* **What you will do**
Line by line, repeat the material below exactly and leave the images out.

Top of Extracted information

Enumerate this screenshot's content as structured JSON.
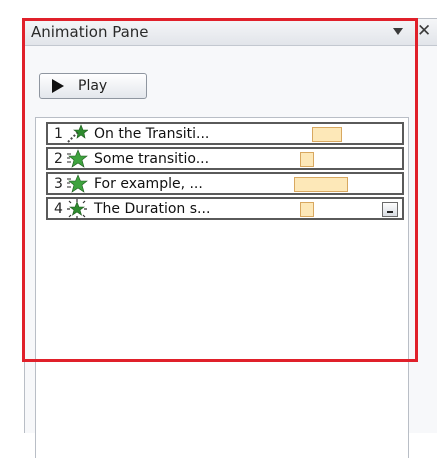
{
  "pane": {
    "title": "Animation Pane",
    "close_glyph": "✕"
  },
  "toolbar": {
    "play_label": "Play"
  },
  "animations": [
    {
      "number": "1",
      "text": "On the Transiti...",
      "icon": "fly-in-star-icon",
      "duration_fraction": 0.17
    },
    {
      "number": "2",
      "text": "Some transitio...",
      "icon": "fade-star-icon",
      "duration_fraction": 0.08
    },
    {
      "number": "3",
      "text": "For example, ...",
      "icon": "fade-star-icon",
      "duration_fraction": 0.31
    },
    {
      "number": "4",
      "text": "The Duration s...",
      "icon": "burst-star-icon",
      "duration_fraction": 0.08
    }
  ],
  "colors": {
    "timing_bar": "#fde8b8",
    "highlight_border": "#e0202a",
    "star_green": "#2e8b2e"
  }
}
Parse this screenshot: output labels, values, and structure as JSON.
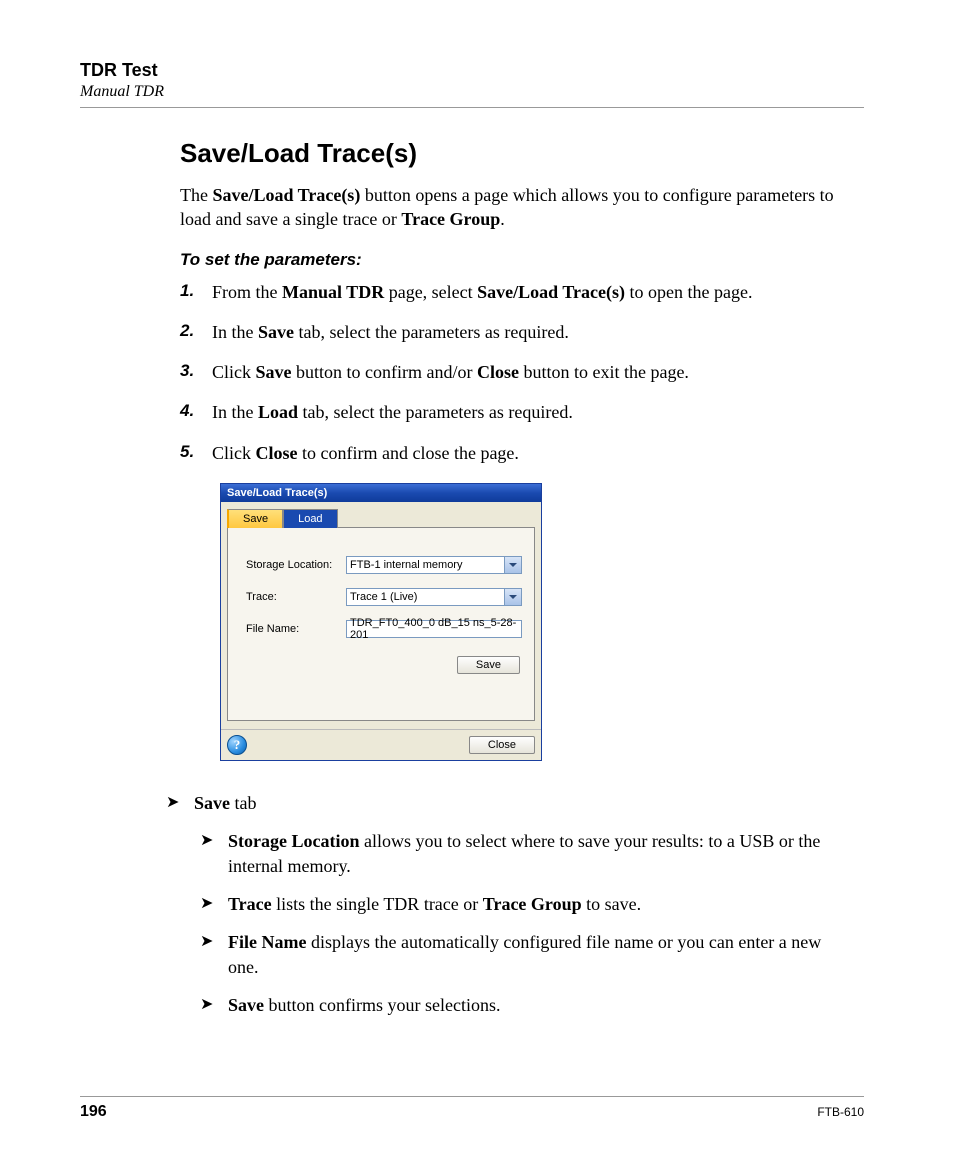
{
  "header": {
    "title": "TDR Test",
    "subtitle": "Manual TDR"
  },
  "section": {
    "heading": "Save/Load Trace(s)",
    "intro_pre": "The ",
    "intro_b1": "Save/Load Trace(s)",
    "intro_mid": " button opens a page which allows you to configure parameters to load and save a single trace or ",
    "intro_b2": "Trace Group",
    "intro_post": ".",
    "subhead": "To set the parameters:"
  },
  "steps": {
    "s1_a": "From the ",
    "s1_b1": "Manual TDR",
    "s1_mid": " page, select ",
    "s1_b2": "Save/Load Trace(s)",
    "s1_end": " to open the page.",
    "s2_a": "In the ",
    "s2_b": "Save",
    "s2_end": " tab, select the parameters as required.",
    "s3_a": "Click ",
    "s3_b1": "Save",
    "s3_mid": " button to confirm and/or ",
    "s3_b2": "Close",
    "s3_end": " button to exit the page.",
    "s4_a": "In the ",
    "s4_b": "Load",
    "s4_end": " tab, select the parameters as required.",
    "s5_a": "Click ",
    "s5_b": "Close",
    "s5_end": " to confirm and close the page."
  },
  "dialog": {
    "title": "Save/Load Trace(s)",
    "tab_save": "Save",
    "tab_load": "Load",
    "lbl_storage": "Storage Location:",
    "val_storage": "FTB-1 internal memory",
    "lbl_trace": "Trace:",
    "val_trace": "Trace 1 (Live)",
    "lbl_file": "File Name:",
    "val_file": "TDR_FT0_400_0 dB_15 ns_5-28-201",
    "btn_save": "Save",
    "btn_close": "Close",
    "help": "?"
  },
  "bullets": {
    "save_tab_b": "Save",
    "save_tab_t": " tab",
    "storage_b": "Storage Location",
    "storage_t": " allows you to select where to save your results: to a USB or the internal memory.",
    "trace_b": "Trace",
    "trace_mid": " lists the single TDR trace or ",
    "trace_b2": "Trace Group",
    "trace_end": " to save.",
    "file_b": "File Name",
    "file_t": " displays the automatically configured file name or you can enter a new one.",
    "savebtn_b": "Save",
    "savebtn_t": " button confirms your selections."
  },
  "footer": {
    "page": "196",
    "model": "FTB-610"
  }
}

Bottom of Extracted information

* **Answer space**
Enumerate this screenshot's content as structured JSON.
{
  "pane": {
    "title": "Animation Pane",
    "close_glyph": "✕"
  },
  "toolbar": {
    "play_label": "Play"
  },
  "animations": [
    {
      "number": "1",
      "text": "On the Transiti...",
      "icon": "fly-in-star-icon",
      "duration_fraction": 0.17
    },
    {
      "number": "2",
      "text": "Some transitio...",
      "icon": "fade-star-icon",
      "duration_fraction": 0.08
    },
    {
      "number": "3",
      "text": "For example, ...",
      "icon": "fade-star-icon",
      "duration_fraction": 0.31
    },
    {
      "number": "4",
      "text": "The Duration s...",
      "icon": "burst-star-icon",
      "duration_fraction": 0.08
    }
  ],
  "colors": {
    "timing_bar": "#fde8b8",
    "highlight_border": "#e0202a",
    "star_green": "#2e8b2e"
  }
}
Parse this screenshot: output labels, values, and structure as JSON.
{
  "header": {
    "title": "TDR Test",
    "subtitle": "Manual TDR"
  },
  "section": {
    "heading": "Save/Load Trace(s)",
    "intro_pre": "The ",
    "intro_b1": "Save/Load Trace(s)",
    "intro_mid": " button opens a page which allows you to configure parameters to load and save a single trace or ",
    "intro_b2": "Trace Group",
    "intro_post": ".",
    "subhead": "To set the parameters:"
  },
  "steps": {
    "s1_a": "From the ",
    "s1_b1": "Manual TDR",
    "s1_mid": " page, select ",
    "s1_b2": "Save/Load Trace(s)",
    "s1_end": " to open the page.",
    "s2_a": "In the ",
    "s2_b": "Save",
    "s2_end": " tab, select the parameters as required.",
    "s3_a": "Click ",
    "s3_b1": "Save",
    "s3_mid": " button to confirm and/or ",
    "s3_b2": "Close",
    "s3_end": " button to exit the page.",
    "s4_a": "In the ",
    "s4_b": "Load",
    "s4_end": " tab, select the parameters as required.",
    "s5_a": "Click ",
    "s5_b": "Close",
    "s5_end": " to confirm and close the page."
  },
  "dialog": {
    "title": "Save/Load Trace(s)",
    "tab_save": "Save",
    "tab_load": "Load",
    "lbl_storage": "Storage Location:",
    "val_storage": "FTB-1 internal memory",
    "lbl_trace": "Trace:",
    "val_trace": "Trace 1 (Live)",
    "lbl_file": "File Name:",
    "val_file": "TDR_FT0_400_0 dB_15 ns_5-28-201",
    "btn_save": "Save",
    "btn_close": "Close",
    "help": "?"
  },
  "bullets": {
    "save_tab_b": "Save",
    "save_tab_t": " tab",
    "storage_b": "Storage Location",
    "storage_t": " allows you to select where to save your results: to a USB or the internal memory.",
    "trace_b": "Trace",
    "trace_mid": " lists the single TDR trace or ",
    "trace_b2": "Trace Group",
    "trace_end": " to save.",
    "file_b": "File Name",
    "file_t": " displays the automatically configured file name or you can enter a new one.",
    "savebtn_b": "Save",
    "savebtn_t": " button confirms your selections."
  },
  "footer": {
    "page": "196",
    "model": "FTB-610"
  }
}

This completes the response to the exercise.